Colonel Sanders, a man very familiar with birds, risked his management job at a cafeteria to chase two birds in the bush selling his “secret recipe” to restaurants across the U.S., and ultimately the world, through his Kentucky Fried Chicken franchises. Sanders was no stranger to risk, trying every job in the book at some point, but he never let the stable, “logical” job keep him from shaking the bushes for something better.
Just like you, Harland Sanders’ situation was unique. He didn’t invent the chicken. Nor did he invent fried chicken, but his recipe was different than others, his pressurized cooking process was unique, and his approach to franchising was unprecedented.
Sanders’ two birds in the bush were worth quite a lot. At the time of the Colonel’s death there were an estimated 6,000 KFC outlets in 48 different countries with $2 billion in sales annually.
2. It might be easier than you think to get another bird.
If you let go of the bird in your hand and the other two fly away, how hard would it be to get another bird? You just need one. That’s all you have now.

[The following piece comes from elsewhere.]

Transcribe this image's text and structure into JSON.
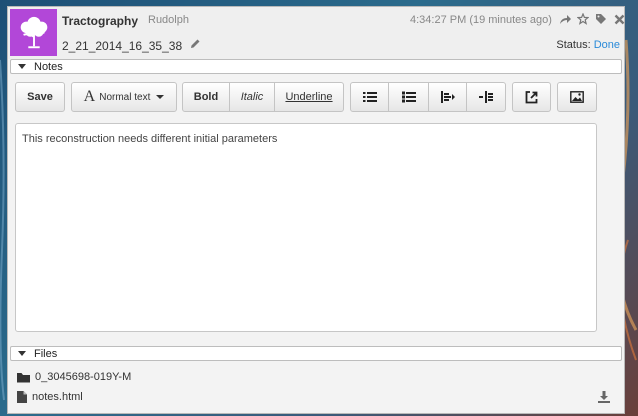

If the job market is horrendous, maybe getting another job would be next to impossible. Maybe you do have to keep the bird in your hand. But before you resign yourself to that “fact” be sure and give the birds in the bush more than just a passing thought.
Remember it’s only one bird. There will be other birds.
3. Every bird is unique.
The old adage does not account for the quality of the bird in your hand or of those in the bush.
Are you clutching a crow while two beautiful peacocks nest near-by? Do you have a bald eagle and you are contemplating snatching two crows? The quality of the birds makes a big difference in your decision.
If you are holding on to something, like your job, because it is familiar, low-risk, or comfortable, maybe it is time to at least take a peek in the bushes. Do some research on your “crazy” idea, turn your hobby into a business, use your Saturday to see if you can make a go at that thing you’ve always wanted to do.
If you’ve got a bald eagle in your grasp, maybe contentment is what you need. Stop pining for the two crows in the foliage and appreciate the bird in your hand.
Either way I’d encourage you to consider the bird in your hand and the two in the bush. Your personal worth is not based on either, but the enjoyment of your future might be.
Be willing to risk. And enjoy the reward.